We were born into a society that views an assertive woman as “obtrusive,” “overbearing,” or “unwelcoming.” Language modifiers (such as an apology) are used as a mask for our words in order to seem more inviting and less offensive when making a statement or asking a question. This is an indirect side effect of the patriarchal society we live in, but that does not serve as an excuse to justify why women have subconsciously defaulted to apologizing when unnecessary.
Women have been inbred to be complacent, and from this complacency stems the feeling of needing to be “polite” in social situations. More often than not, this translates into using “I’m sorry” as a way to become inferior or invisible when the woman is intending to “be nice.” Hopefully at this point, you can see how this is a major problem. Despite the pure silliness of these ridiculous apologies, it’s something I catch myself doing every single day.

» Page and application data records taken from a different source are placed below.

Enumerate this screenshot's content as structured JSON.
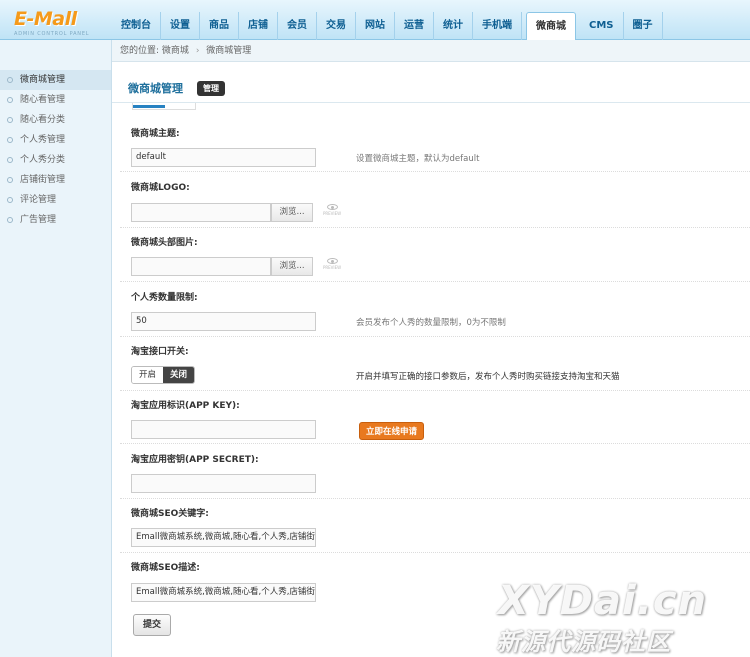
{
  "brand": {
    "logo": "E-Mall",
    "tagline": "ADMIN CONTROL PANEL"
  },
  "nav": {
    "items": [
      "控制台",
      "设置",
      "商品",
      "店铺",
      "会员",
      "交易",
      "网站",
      "运营",
      "统计",
      "手机端",
      "微商城",
      "CMS",
      "圈子"
    ],
    "active": "微商城"
  },
  "breadcrumb": {
    "prefix": "您的位置:",
    "level1": "微商城",
    "separator": "›",
    "level2": "微商城管理"
  },
  "sidebar": {
    "items": [
      {
        "label": "微商城管理",
        "active": true
      },
      {
        "label": "随心看管理"
      },
      {
        "label": "随心看分类"
      },
      {
        "label": "个人秀管理"
      },
      {
        "label": "个人秀分类"
      },
      {
        "label": "店铺街管理"
      },
      {
        "label": "评论管理"
      },
      {
        "label": "广告管理"
      }
    ]
  },
  "page": {
    "title": "微商城管理",
    "tab": "管理"
  },
  "form": {
    "theme": {
      "label": "微商城主题:",
      "value": "default",
      "tip": "设置微商城主题，默认为default"
    },
    "logo": {
      "label": "微商城LOGO:",
      "browse": "浏览...",
      "preview": "PREVIEW"
    },
    "header_image": {
      "label": "微商城头部图片:",
      "browse": "浏览...",
      "preview": "PREVIEW"
    },
    "show_limit": {
      "label": "个人秀数量限制:",
      "value": "50",
      "tip": "会员发布个人秀的数量限制，0为不限制"
    },
    "taobao_switch": {
      "label": "淘宝接口开关:",
      "on_label": "开启",
      "off_label": "关闭",
      "selected": "关闭",
      "tip": "开启并填写正确的接口参数后，发布个人秀时购买链接支持淘宝和天猫"
    },
    "app_key": {
      "label": "淘宝应用标识(APP KEY):",
      "value": "",
      "apply": "立即在线申请"
    },
    "app_secret": {
      "label": "淘宝应用密钥(APP SECRET):",
      "value": ""
    },
    "seo_keywords": {
      "label": "微商城SEO关键字:",
      "value": "Emall微商城系统,微商城,随心看,个人秀,店铺街,"
    },
    "seo_description": {
      "label": "微商城SEO描述:",
      "value": "Emall微商城系统,微商城,随心看,个人秀,店铺街"
    },
    "submit": "提交"
  },
  "watermark": {
    "main": "XYDai.cn",
    "sub": "新源代源码社区"
  }
}
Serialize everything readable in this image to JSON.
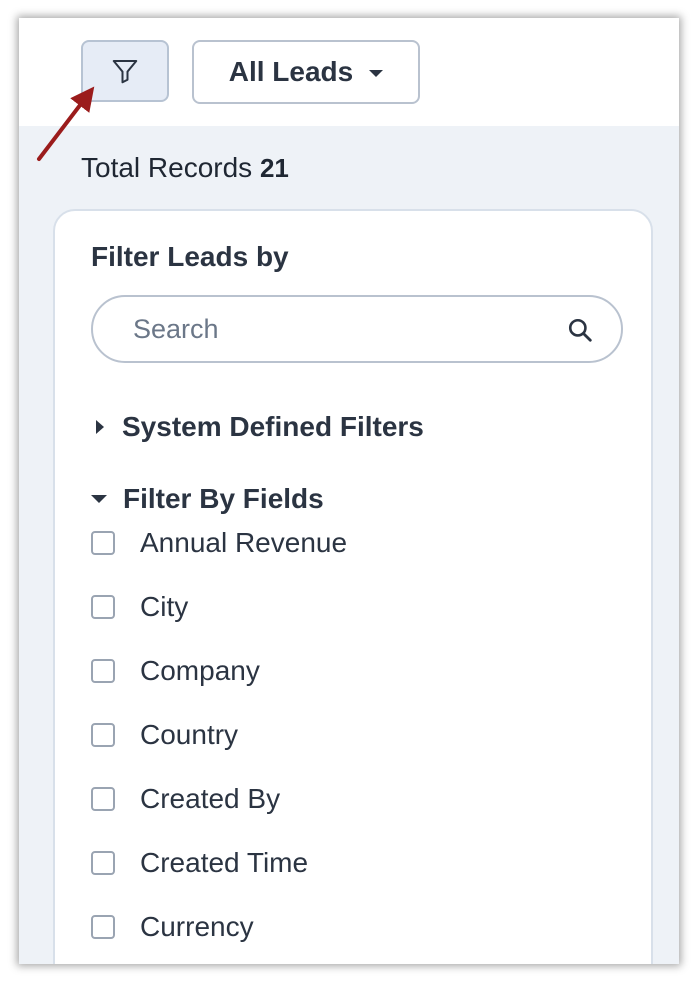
{
  "toolbar": {
    "filter_icon": "filter-funnel-icon",
    "view_selector_label": "All Leads",
    "view_selector_icon": "caret-down-icon"
  },
  "summary": {
    "label": "Total Records",
    "count": "21"
  },
  "filter_panel": {
    "title": "Filter Leads by",
    "search": {
      "placeholder": "Search",
      "value": "",
      "icon": "search-icon"
    },
    "sections": [
      {
        "label": "System Defined Filters",
        "expanded": false,
        "icon": "caret-right-icon"
      },
      {
        "label": "Filter By Fields",
        "expanded": true,
        "icon": "caret-down-icon"
      }
    ],
    "fields": [
      {
        "label": "Annual Revenue",
        "checked": false
      },
      {
        "label": "City",
        "checked": false
      },
      {
        "label": "Company",
        "checked": false
      },
      {
        "label": "Country",
        "checked": false
      },
      {
        "label": "Created By",
        "checked": false
      },
      {
        "label": "Created Time",
        "checked": false
      },
      {
        "label": "Currency",
        "checked": false
      }
    ]
  },
  "annotation": {
    "arrow_color": "#9b1c1c",
    "arrow_target": "filter-button"
  },
  "colors": {
    "page_background": "#eef2f7",
    "text_primary": "#2b3442",
    "border": "#b9c2cf",
    "filter_button_bg": "#e6ecf6"
  }
}
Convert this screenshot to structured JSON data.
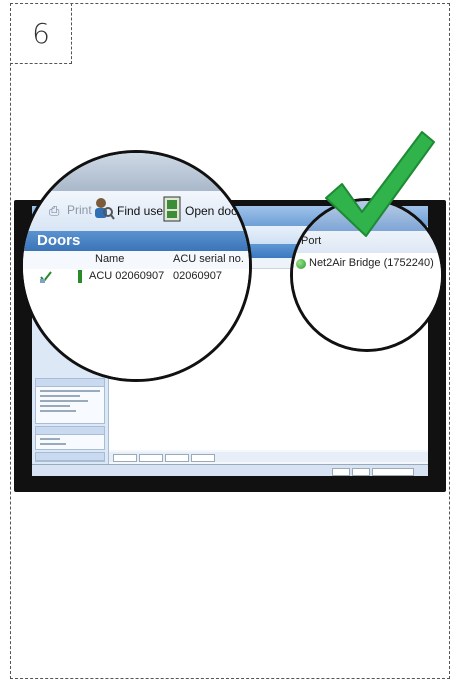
{
  "step": {
    "number": "6"
  },
  "toolbar": {
    "print_label": "Print",
    "find_user_label": "Find user",
    "open_door_label": "Open door"
  },
  "section": {
    "title": "Doors"
  },
  "table": {
    "columns": {
      "name": "Name",
      "acu_serial": "ACU serial no.",
      "port": "Port"
    },
    "rows": [
      {
        "name": "ACU 02060907",
        "acu_serial": "02060907",
        "port": "Net2Air Bridge (1752240)"
      }
    ]
  },
  "colors": {
    "accent_blue": "#3b74b8",
    "check_green": "#2fb34a",
    "status_green": "#2a9a2a"
  },
  "icons": [
    "step-number",
    "print-icon",
    "find-user-icon",
    "open-door-icon",
    "door-status-icon",
    "port-status-icon",
    "checkmark-icon"
  ]
}
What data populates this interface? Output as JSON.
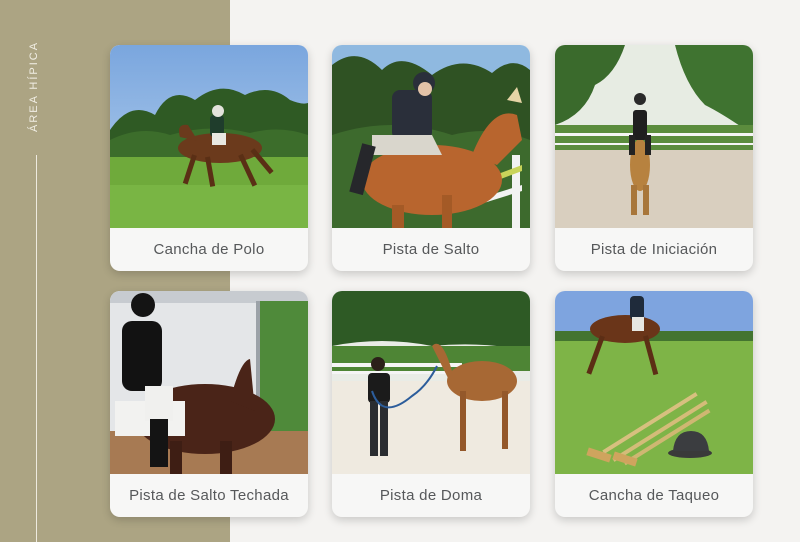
{
  "sidebar": {
    "label": "ÁREA HÍPICA"
  },
  "colors": {
    "sidebar_bg": "#aca483",
    "page_bg": "#f4f3f1",
    "card_bg": "#f7f7f6",
    "caption_text": "#56585a"
  },
  "cards": [
    {
      "label": "Cancha de Polo",
      "image": "polo-field-photo"
    },
    {
      "label": "Pista de Salto",
      "image": "show-jumping-photo"
    },
    {
      "label": "Pista de Iniciación",
      "image": "beginner-arena-photo"
    },
    {
      "label": "Pista de Salto Techada",
      "image": "indoor-jumping-photo"
    },
    {
      "label": "Pista de Doma",
      "image": "horse-training-photo"
    },
    {
      "label": "Cancha de Taqueo",
      "image": "polo-practice-photo"
    }
  ]
}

Not everyone sees it my way. A female author of a Washington Post article wrote about this very issue from a different lens. She discusses how we need to stop examining the language we use to communicate so critically and focus on “the bigger issue” at hand. She writes:
“Because we’re already fighting against so many cultural assumptions, in many instances, women have discovered that they are more respected and successful when they conform to those gendered expectations.”
It was right up until this point in the article that I was following her argument. This quote is when I lost her. No matter which side you may take on this issue, conforming is never the answer. Conforming helps to create the vicious cycle of oppression seen by women living with the inability to rightfully and comfortably have a voice. This idea of “conforming” just to get by in the world is the root of the problem and why we fail to progress.
I’m not saying this is at the fault of all men and I’m not saying women should never apologize. If you did or said something wrong, obviously take responsibility for your actions and own up to whatever you did. What I am saying is that women need to stop apologizing for other people’s mistakes and for things that aren’t anyone’s fault. Nobody has time for that. Next time you feel the urge to apologize, take a second and think, “did I really do anything wrong here?” Chances are, you’ll be apologizing to a parked car.